▶ **Work to be completed**: Here, the job is to give back every entry below unchanged, omitting pictures.

Website and app data records:
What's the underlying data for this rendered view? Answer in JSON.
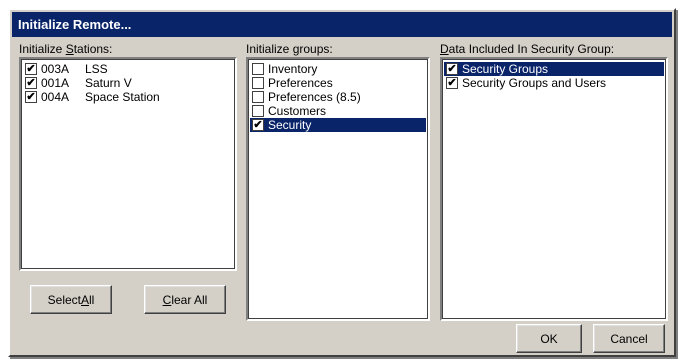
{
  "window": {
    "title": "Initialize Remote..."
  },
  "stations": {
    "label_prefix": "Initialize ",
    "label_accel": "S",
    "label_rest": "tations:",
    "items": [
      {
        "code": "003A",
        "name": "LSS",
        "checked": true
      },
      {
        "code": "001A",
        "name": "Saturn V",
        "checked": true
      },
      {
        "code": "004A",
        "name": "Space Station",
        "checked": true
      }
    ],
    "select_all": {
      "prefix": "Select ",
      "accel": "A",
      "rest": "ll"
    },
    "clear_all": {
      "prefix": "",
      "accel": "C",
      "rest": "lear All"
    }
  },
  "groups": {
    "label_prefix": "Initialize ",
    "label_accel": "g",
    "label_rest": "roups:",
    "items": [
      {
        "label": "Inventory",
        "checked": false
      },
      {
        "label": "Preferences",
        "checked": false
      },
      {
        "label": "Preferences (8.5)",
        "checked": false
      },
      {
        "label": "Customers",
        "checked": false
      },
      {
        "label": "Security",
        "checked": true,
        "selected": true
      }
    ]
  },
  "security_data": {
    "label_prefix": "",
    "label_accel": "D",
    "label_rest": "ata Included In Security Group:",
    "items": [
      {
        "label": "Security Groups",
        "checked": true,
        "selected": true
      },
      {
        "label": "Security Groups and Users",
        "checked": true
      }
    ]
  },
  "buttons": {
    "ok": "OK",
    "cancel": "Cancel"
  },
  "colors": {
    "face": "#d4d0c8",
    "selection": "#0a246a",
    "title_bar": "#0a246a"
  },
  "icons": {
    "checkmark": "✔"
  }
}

▶ **Your response**:
What's the underlying data for this rendered view? Answer in JSON.
{
  "window": {
    "title": "Initialize Remote..."
  },
  "stations": {
    "label_prefix": "Initialize ",
    "label_accel": "S",
    "label_rest": "tations:",
    "items": [
      {
        "code": "003A",
        "name": "LSS",
        "checked": true
      },
      {
        "code": "001A",
        "name": "Saturn V",
        "checked": true
      },
      {
        "code": "004A",
        "name": "Space Station",
        "checked": true
      }
    ],
    "select_all": {
      "prefix": "Select ",
      "accel": "A",
      "rest": "ll"
    },
    "clear_all": {
      "prefix": "",
      "accel": "C",
      "rest": "lear All"
    }
  },
  "groups": {
    "label_prefix": "Initialize ",
    "label_accel": "g",
    "label_rest": "roups:",
    "items": [
      {
        "label": "Inventory",
        "checked": false
      },
      {
        "label": "Preferences",
        "checked": false
      },
      {
        "label": "Preferences (8.5)",
        "checked": false
      },
      {
        "label": "Customers",
        "checked": false
      },
      {
        "label": "Security",
        "checked": true,
        "selected": true
      }
    ]
  },
  "security_data": {
    "label_prefix": "",
    "label_accel": "D",
    "label_rest": "ata Included In Security Group:",
    "items": [
      {
        "label": "Security Groups",
        "checked": true,
        "selected": true
      },
      {
        "label": "Security Groups and Users",
        "checked": true
      }
    ]
  },
  "buttons": {
    "ok": "OK",
    "cancel": "Cancel"
  },
  "colors": {
    "face": "#d4d0c8",
    "selection": "#0a246a",
    "title_bar": "#0a246a"
  },
  "icons": {
    "checkmark": "✔"
  }
}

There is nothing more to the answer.